Here is an honest review of the book – there are no affiliate links or anything like that—just a gardener wanting to help another gardener have the best soil health possible. As well, I also want to clarify, I’m neither a biologist, nor a soil scientist, but as an individual who cares for our planet and a gardener, I have applied these concepts and they work.
The authors, explain the soil food web and its impact on our garden in easy-to-read but very scientific packed information. The first part of the book is about soil microorganisms and soil health. They describe the role of these microorganisms in helping our plants to grow and introduce each one of them to us. The authors go in-depth to teach us about bacteria, fungi, nematodes, and protozoa. But they don't finish there, they also include all the other organisms, from arthropods to mammals, that interact in our gardens. Each one of them has an important part to play in our backyard and the health of our plants.

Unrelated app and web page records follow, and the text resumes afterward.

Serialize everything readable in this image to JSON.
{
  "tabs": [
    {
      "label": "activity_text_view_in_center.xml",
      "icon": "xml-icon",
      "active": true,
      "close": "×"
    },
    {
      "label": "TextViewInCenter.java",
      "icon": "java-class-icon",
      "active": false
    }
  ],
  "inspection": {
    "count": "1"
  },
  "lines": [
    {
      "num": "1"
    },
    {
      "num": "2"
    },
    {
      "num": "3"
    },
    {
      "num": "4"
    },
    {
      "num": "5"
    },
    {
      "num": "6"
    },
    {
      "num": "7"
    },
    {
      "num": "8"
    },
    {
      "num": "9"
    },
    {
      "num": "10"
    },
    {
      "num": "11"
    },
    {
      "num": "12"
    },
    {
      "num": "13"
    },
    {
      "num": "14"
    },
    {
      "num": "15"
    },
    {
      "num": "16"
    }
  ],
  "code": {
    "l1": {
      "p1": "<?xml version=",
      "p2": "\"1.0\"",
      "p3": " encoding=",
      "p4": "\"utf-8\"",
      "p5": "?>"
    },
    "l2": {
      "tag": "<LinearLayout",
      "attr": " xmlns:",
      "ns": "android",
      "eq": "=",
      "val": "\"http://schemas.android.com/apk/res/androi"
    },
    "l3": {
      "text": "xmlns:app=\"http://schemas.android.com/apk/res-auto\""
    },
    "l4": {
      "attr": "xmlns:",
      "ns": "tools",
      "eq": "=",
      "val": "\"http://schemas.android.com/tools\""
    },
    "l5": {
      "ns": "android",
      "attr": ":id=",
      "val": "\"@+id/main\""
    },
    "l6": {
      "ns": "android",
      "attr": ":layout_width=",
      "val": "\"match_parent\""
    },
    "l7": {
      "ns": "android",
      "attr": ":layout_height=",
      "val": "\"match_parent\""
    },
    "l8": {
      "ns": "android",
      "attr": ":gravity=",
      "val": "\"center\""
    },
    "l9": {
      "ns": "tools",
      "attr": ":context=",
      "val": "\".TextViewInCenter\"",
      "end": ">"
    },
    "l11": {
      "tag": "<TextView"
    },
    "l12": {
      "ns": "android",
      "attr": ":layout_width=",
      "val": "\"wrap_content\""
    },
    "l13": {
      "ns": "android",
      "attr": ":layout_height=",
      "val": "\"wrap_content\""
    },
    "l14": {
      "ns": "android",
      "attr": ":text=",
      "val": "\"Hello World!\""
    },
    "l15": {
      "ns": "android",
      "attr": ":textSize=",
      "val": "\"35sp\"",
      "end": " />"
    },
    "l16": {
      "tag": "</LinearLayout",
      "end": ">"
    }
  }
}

One of the things I really liked about the book, was how the writers were able to translate complex scientific information into easy-to-understand content. Understanding the basic of how the soil food web works and the impact on the plants is essential if we want to become better at gardening.
"Teaming with Microbes" explains the impact fertilizers, pesticides, and herbicides have on the soil food web and gives alternatives to avoid them. One of the alternatives they suggest is to focus on soil microbes. "Soil bacteria and fungi are like small bags of fertilizer, retaining in their bodies nitrogen and other nutrients they gain from root exudates and other organic matter. (...) Carrying on the analogy, soil protozoa and nematodes act as 'fertilizer spreaders' by realizing the nutrients locked up in the bacteria and fungi 'fertilizer bags'" (1). Our job is to feed these soil dwellers with organic matter!
The book's second part gives 19 rules to build healthy soil using the principles we learned in part one. In this section, the authors discussed the use of several soil amendments, from compost to mulch. They also give clear instructions if you want to make your own compost tea!
Also in the second part, you can learn how to make a soil trap, which will help you discover some of the larger creatures that are living within your soil. The writers provide instructions on how to make a Berlese funnel to collect and study the smaller, soil-dwelling creatures. At a minimal cost, this simple test will help you evaluate your soil. This book will be a great reading during the winter months. And by the time spring is here, you will be ready to start feeding the microbes in your garden! (1) Teaming with Microbes, page 22